    I think the excuses are actually a polite cover for the reality that marketing or advertising to customers who have no money to buy the product, is just wasted money. When the Great Recession hits, that means the timing is poor, as are the customers, for spending your marketing dollars. Not wanting to insult the maven or make her feel dumb, nice excuses are used to delay, but not eliminate, the spending of marketing dollars until the timing is more profitable.
    It’s best to go fishing when the fish are biting.
    Live long, and prosper,
    Robert Trout

  7. Rich, I appreciate your comments. Yes, the word “dumb” may be a little harsh, but I really wanted to get people’s attention. Sometimes, smart people give reasons for saying no to a marketing program without really getting under the surface of what is the true objection…I’ve been there myself. In some cases the real reason is fear that it won’t perform or the wrong target audience. I wrote this article to get marketers to take a closer look at why they are (or aren’t) making marketing decisions.
    Chris Chariton, GlobaSpec
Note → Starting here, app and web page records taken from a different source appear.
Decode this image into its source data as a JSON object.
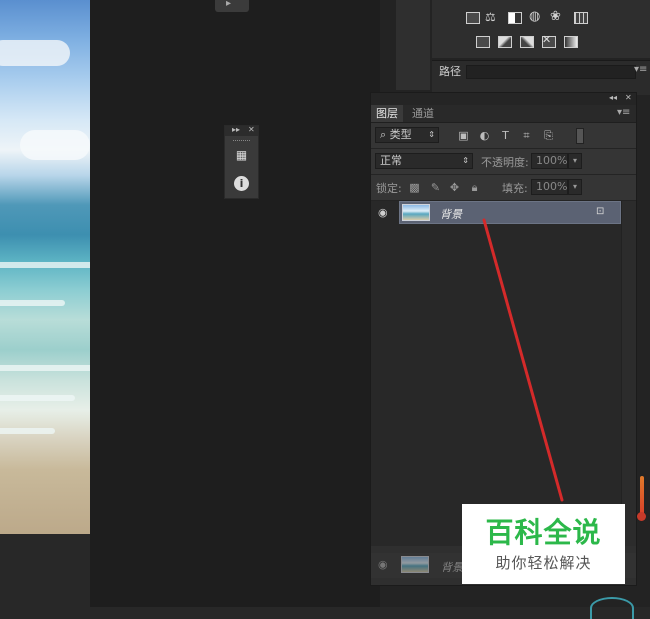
{
  "adjustments_panel": {
    "icon_row1": [
      "levels-icon",
      "balance-icon",
      "black-white-icon",
      "photo-filter-icon",
      "channel-mixer-icon",
      "color-lookup-icon"
    ],
    "icon_row2": [
      "invert-icon",
      "posterize-icon",
      "threshold-icon",
      "selective-color-icon",
      "gradient-map-icon"
    ]
  },
  "paths_panel": {
    "tab_label": "路径"
  },
  "mini_panel": {
    "icons": [
      "adjustment-presets-icon",
      "info-icon"
    ]
  },
  "layers_panel": {
    "tabs": [
      {
        "label": "图层",
        "active": true
      },
      {
        "label": "通道",
        "active": false
      }
    ],
    "filter": {
      "kind_label": "类型"
    },
    "blend_mode": "正常",
    "opacity_label": "不透明度:",
    "opacity_value": "100%",
    "lock_label": "锁定:",
    "fill_label": "填充:",
    "fill_value": "100%",
    "layers": [
      {
        "name": "背景",
        "visible": true,
        "locked": true,
        "selected": true
      }
    ],
    "dragging_layer_name": "背景"
  },
  "watermark": {
    "title": "百科全说",
    "subtitle": "助你轻松解决"
  },
  "colors": {
    "selected_layer": "#5b6273",
    "annotation_arrow": "#d42a2a",
    "watermark_green": "#2cb84a"
  }
}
  8. Great Thoughts on marketing Chris and from all the members who have posted their views.. You know .. when i go to market my products.. its just not the products.. I provide the best solution at a controlled cost.. If we look from business point of view.. marketing is to market our internal people.. their capabilities and their technical competency..
    Please do share some of your experiences in marketing from time to time..

Leave a Reply